“India is a priority because there are so many trade violations, from labeling to how they apply their tariffs,” said Lash. “They have not been a very forthcoming trading partner.”
So he has set an agenda to meet with his Indian counterparts three times a year to tackle some of the burdensome requirements.
“It is a zero-tolerance policy,” he said. “We increased the heat in the meetings, and something that would have taken two years in the past is now resolved in two weeks.”
He bases his approach on the idea that every country has a point of leverage. “You have to find the pressure points,” he said.
Lash has also vowed to continue his trips to southern textile states where he collects individual companies’ complaints and addresses them on his trips.
“I’m a lawyer,” he said. “There is nothing like having real evidence.”
His personal involvement in every issue also gives some assurances to the domestic industry, which has lost hundreds of thousands of jobs in the past decade.
“If I get a commitment in India, I call my office and they call industry representatives or textile executives directly,’ Lash said.
To that end, he has also increased resources for processing cases.
“I keep track of every complaint, and everything is set up so nothing falls through the cracks,” Lash said.
One of the industry’s biggest concerns is circumvention of quotas via transshipments. Current trade rules limit the amount of textile and apparel goods each country can ship to the U.S. Some countries exceed their limits by shipping their textiles through Singapore, for example, rather than directly from their own country, attempting to mislead trade officials about their origin.
Lash said he achieved some results in meetings with the Singaporeans on transshipments. Earlier this year, he traveled to Singapore with U.S. Customs officials and succeeded in convincing the Singaporean customs officials to allow U.S. Customs officials in to collect more information on how Singapore monitors cargo containers.
The U.S. is currently negotiating a bilateral free trade agreement with Singapore, which Lash said had given him more leverage in discussing the issue of transshipments.
“They know the specter of transshipments is not going to help their chances in getting an FTA,” he said. “If you can cooperate on weapons of mass destruction [as Singapore has], you can do a fair job of making sure sweaters, jeans and T-shirts [from other countries] don’t slip through.”
But Lash won’t stop there.

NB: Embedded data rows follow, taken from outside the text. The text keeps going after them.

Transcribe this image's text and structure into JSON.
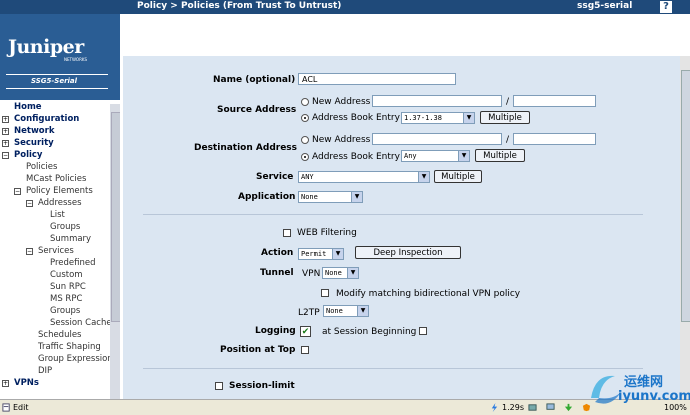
{
  "header": {
    "breadcrumb": "Policy > Policies (From Trust To Untrust)",
    "device": "ssg5-serial",
    "help_label": "?"
  },
  "brand": {
    "logo_text": "Juniper",
    "logo_sub": "NETWORKS",
    "model": "SSG5-Serial"
  },
  "nav": {
    "home": "Home",
    "configuration": "Configuration",
    "network": "Network",
    "security": "Security",
    "policy": "Policy",
    "policies": "Policies",
    "mcast": "MCast Policies",
    "policy_elements": "Policy Elements",
    "addresses": "Addresses",
    "list": "List",
    "groups": "Groups",
    "summary": "Summary",
    "services": "Services",
    "predefined": "Predefined",
    "custom": "Custom",
    "sunrpc": "Sun RPC",
    "msrpc": "MS RPC",
    "svc_groups": "Groups",
    "session_cache": "Session Cache",
    "schedules": "Schedules",
    "traffic_shaping": "Traffic Shaping",
    "group_expression": "Group Expression",
    "dip": "DIP",
    "vpns": "VPNs"
  },
  "form": {
    "name_label": "Name (optional)",
    "name_value": "ACL",
    "source_label": "Source Address",
    "dest_label": "Destination Address",
    "new_address": "New Address",
    "address_book_entry": "Address Book Entry",
    "slash": "/",
    "source_book_value": "1.37-1.38",
    "dest_book_value": "Any",
    "multiple": "Multiple",
    "service_label": "Service",
    "service_value": "ANY",
    "application_label": "Application",
    "application_value": "None",
    "web_filtering": "WEB Filtering",
    "action_label": "Action",
    "action_value": "Permit",
    "deep_inspection": "Deep Inspection",
    "tunnel_label": "Tunnel",
    "vpn_label": "VPN",
    "vpn_value": "None",
    "modify_bidir": "Modify matching bidirectional VPN policy",
    "l2tp_label": "L2TP",
    "l2tp_value": "None",
    "logging_label": "Logging",
    "at_session_beginning": "at Session Beginning",
    "position_top_label": "Position at Top",
    "session_limit": "Session-limit"
  },
  "status": {
    "edit": "Edit",
    "time": "1.29s",
    "zoom": "100%"
  },
  "watermark": {
    "cn": "运维网",
    "url": "iyunv.com"
  },
  "colors": {
    "header_bg": "#1f4a7a",
    "logo_bg": "#2a5d94",
    "panel_bg": "#dbe6f2"
  }
}
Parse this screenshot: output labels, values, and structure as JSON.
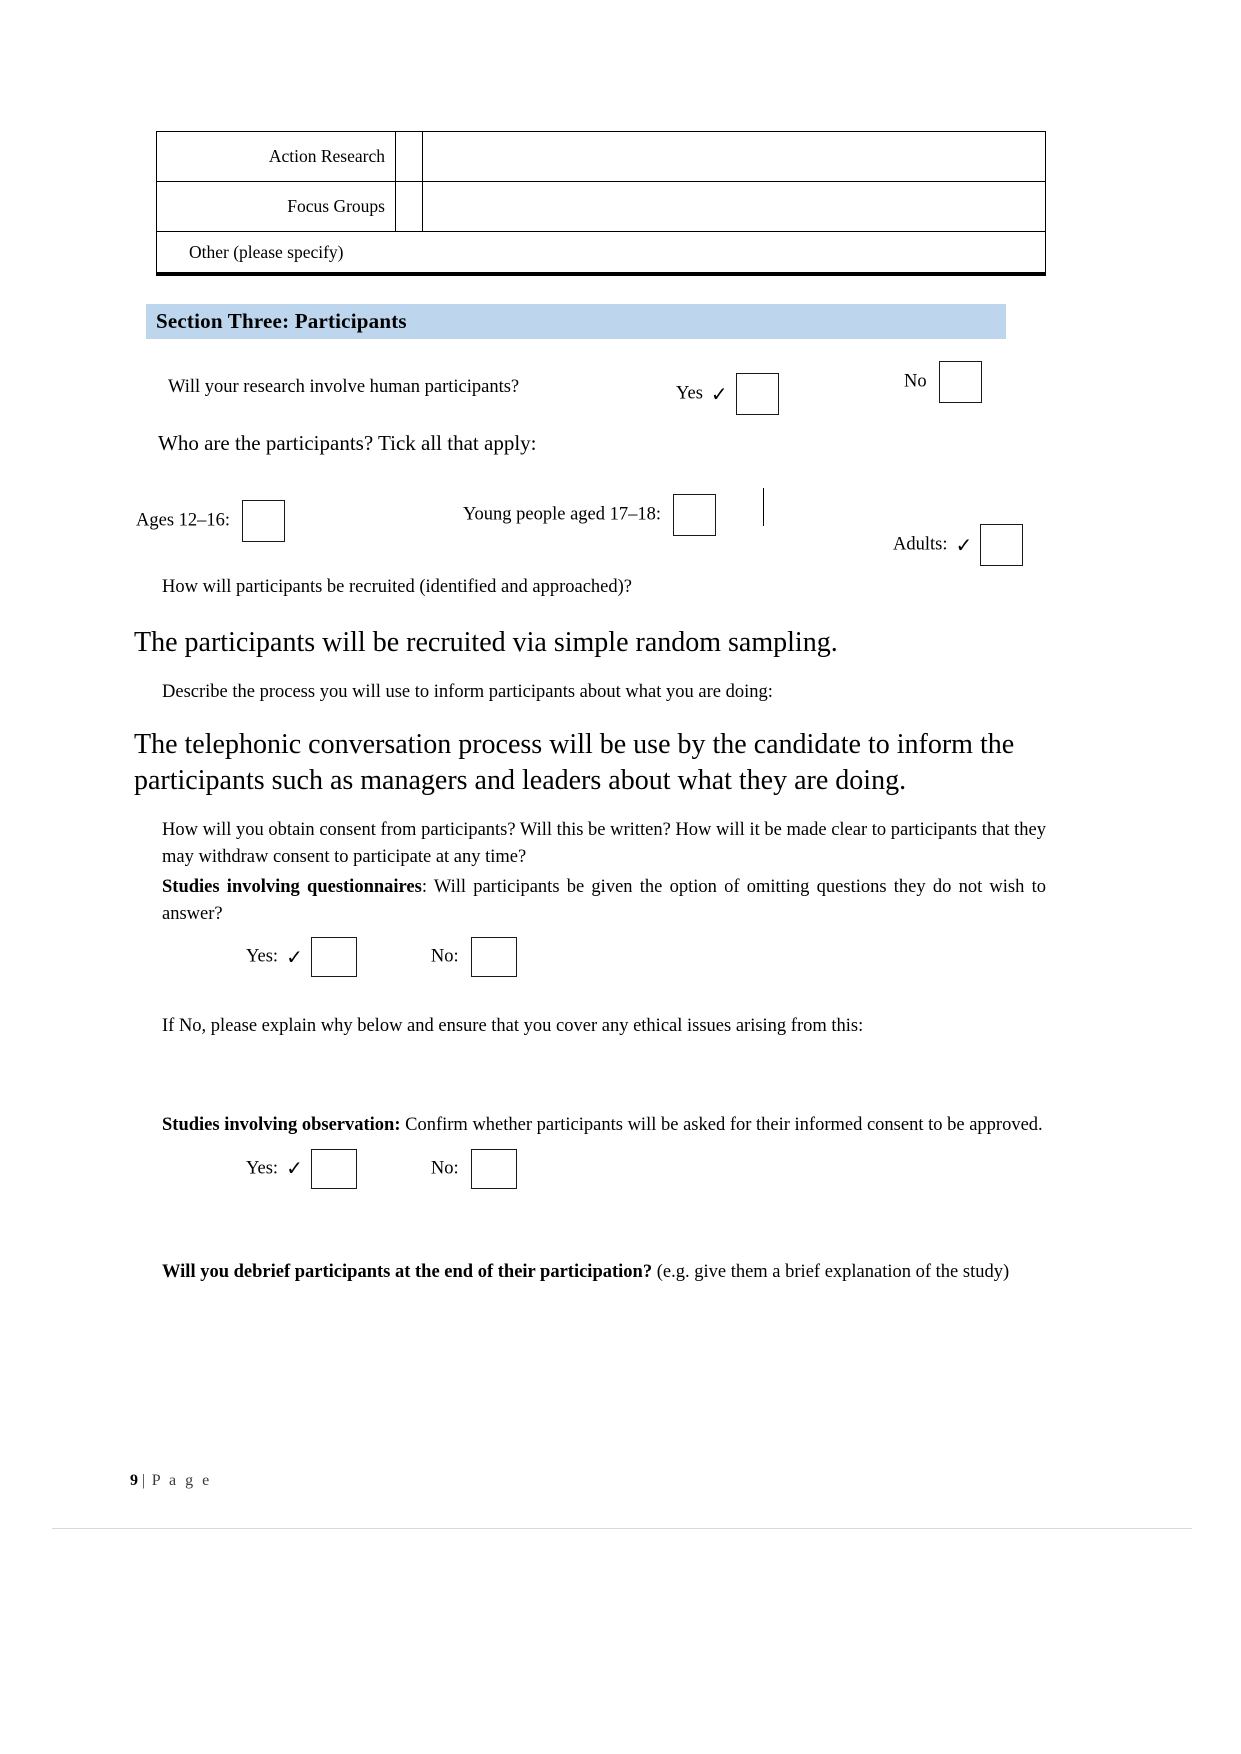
{
  "document": {
    "table": {
      "rows": [
        {
          "label": "Action Research",
          "tick": "",
          "fill": ""
        },
        {
          "label": "Focus Groups",
          "tick": "",
          "fill": ""
        }
      ],
      "other_row_label": "Other (please specify)"
    },
    "section": {
      "heading": "Section Three: Participants",
      "heading_bg": "#bdd6ee"
    },
    "human_participants": {
      "question": "Will your research involve human participants?",
      "yes_label": "Yes",
      "yes_tick": "✓",
      "no_label": "No",
      "no_tick": ""
    },
    "who": {
      "prompt": "Who are the participants? Tick all that apply:",
      "options": [
        {
          "label": "Ages 12–16:",
          "tick": ""
        },
        {
          "label": "Young people aged 17–18:",
          "tick": ""
        },
        {
          "label": "Adults:",
          "tick": "✓"
        }
      ]
    },
    "recruitment": {
      "question": "How will participants be recruited (identified and approached)?",
      "answer": "The participants will be recruited via simple random sampling."
    },
    "inform_process": {
      "question": "Describe the process you will use to inform participants about what you are doing:",
      "answer": "The telephonic conversation process will be use by the candidate to inform the participants such as managers and leaders about what they are doing."
    },
    "consent": {
      "question": "How will you obtain consent from participants? Will this be written? How will it be made clear to participants that they may withdraw consent to participate at any time?",
      "questionnaires_bold": "Studies involving questionnaires",
      "questionnaires_rest": ": Will participants be given the option of omitting questions they do not wish to answer?",
      "yes_label": "Yes:",
      "yes_tick": "✓",
      "no_label": "No:",
      "no_tick": "",
      "if_no_text": "If No, please explain why below and ensure that you cover any ethical issues arising from this:"
    },
    "observation": {
      "bold": "Studies involving observation:",
      "rest": " Confirm whether participants will be asked for their informed consent to be approved.",
      "yes_label": "Yes:",
      "yes_tick": "✓",
      "no_label": "No:",
      "no_tick": ""
    },
    "debrief": {
      "bold": "Will you debrief participants at the end of their participation?",
      "rest": " (e.g. give them a brief explanation of the study)"
    },
    "footer": {
      "page_number": "9",
      "separator": "|",
      "page_word": "P a g e"
    }
  }
}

He has been to 35 countries in the past year and is currently in Malaysia discussing transshipment problems.
In September and October, he plans to travel to Mexico to pressure customs officials there to stop estimating prices on U.S exports and start listing actual prices on things like apparel. U.S. companies are forced to pay higher duties on apparel and textiles when Mexican officials use price estimates that are higher than the actual price of a garment or item.
Many textile-industry executives and trade experts give Lash high marks for his efforts, though they are still wary.
“He’s a real go-getter on individual problems,” said Cass Johnson, associate vice president of international trade at the American Textile Manufacturers Institute. “When a problem is brought to his attention he is very aggressive.”
Even some of the biggest critics of U.S. trade policy give Lash some credit.
George Shuster, president of Rhode Island textile printer Cranston Print Works and co-chair of the American Trade Action Committee, a new textile-lobbying concern, recently sent a letter to Lash commending him on his efforts.
“Bill Lash went out to tell the truth for a change,” said Shuster. “He went to India and told them they needed to open up because they are far more closed than we are and it’s about time America started saying that.”
If Cranston tried to sell its printed textiles in India, tariffs ranging from 40 to 80 percent and non-tariff barriers would make it impossible, Shuster said. He said Lash has a Herculean task before him.
“Here is a guy who says I’m coming along with a bulldozer to move a mountain,” Shuster said. “He’s got a lot of work to do and many mountains to move, but he has to begin someplace and that is to be applauded.”